Paper presented at the 1st annual meeting of Movement: Brain, Body, Cognition, Oxford, UK, July 9-11.
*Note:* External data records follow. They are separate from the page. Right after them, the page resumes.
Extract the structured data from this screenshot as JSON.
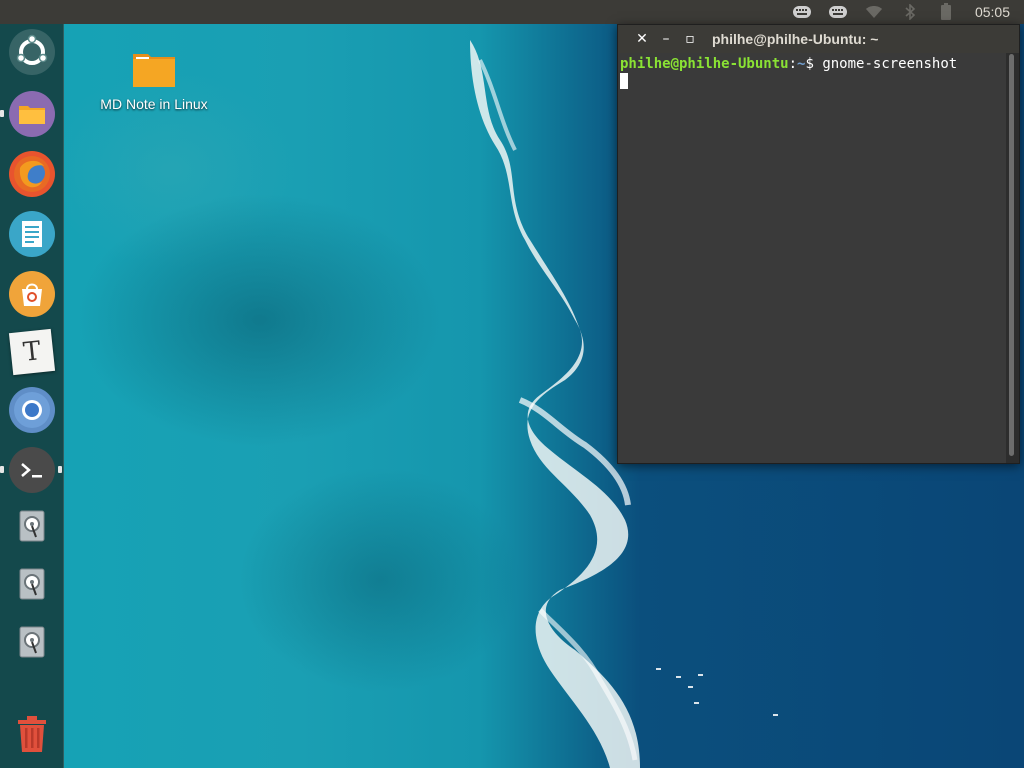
{
  "top_panel": {
    "clock": "05:05",
    "indicators": [
      "keyboard-icon",
      "keyboard-icon",
      "wifi-icon",
      "bluetooth-icon",
      "battery-icon"
    ]
  },
  "launcher": {
    "items": [
      {
        "name": "ubuntu-dash-icon",
        "running": false
      },
      {
        "name": "files-icon",
        "running": true
      },
      {
        "name": "firefox-icon",
        "running": false
      },
      {
        "name": "text-editor-icon",
        "running": false
      },
      {
        "name": "software-center-icon",
        "running": false
      },
      {
        "name": "typora-icon",
        "glyph": "T",
        "running": false
      },
      {
        "name": "chromium-icon",
        "running": false
      },
      {
        "name": "terminal-icon",
        "running": true
      },
      {
        "name": "disk-icon",
        "running": false
      },
      {
        "name": "disk-icon",
        "running": false
      },
      {
        "name": "disk-icon",
        "running": false
      },
      {
        "name": "trash-icon",
        "running": false
      }
    ]
  },
  "desktop": {
    "icons": [
      {
        "label": "MD Note in Linux",
        "icon": "folder-icon"
      }
    ]
  },
  "terminal": {
    "title": "philhe@philhe-Ubuntu: ~",
    "prompt_user": "philhe@philhe-Ubuntu",
    "prompt_sep": ":",
    "prompt_path": "~",
    "prompt_symbol": "$ ",
    "command": "gnome-screenshot",
    "close_glyph": "✕",
    "minimize_glyph": "–",
    "maximize_glyph": "▫"
  },
  "colors": {
    "panel": "#3c3b37",
    "launcher": "#143c3e",
    "prompt_user": "#8ae234",
    "prompt_path": "#729fcf",
    "folder": "#f5a623"
  }
}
Both ethnographic and neuroscientific research suggest that physicists solve problems by engaging in imaginary sensorimotor simulation of phenomena under inquiry. However, how this finding might inform high-school instructional practice is yet unknown. As educational researchers who are inspired by embodiment theory, we are investigating the potential roles that students’ choreographed physical movements in classroom space play in learning physics concepts related to motion. Here we focus on two case studies of high-school students whose summative projects for an instructional unit involving movement-based problem solving manifested deep conceptual and affective relations with the subject matter. Through qualitative analyses we attempt to build a coherent narrative of the subjective processes that led to these results.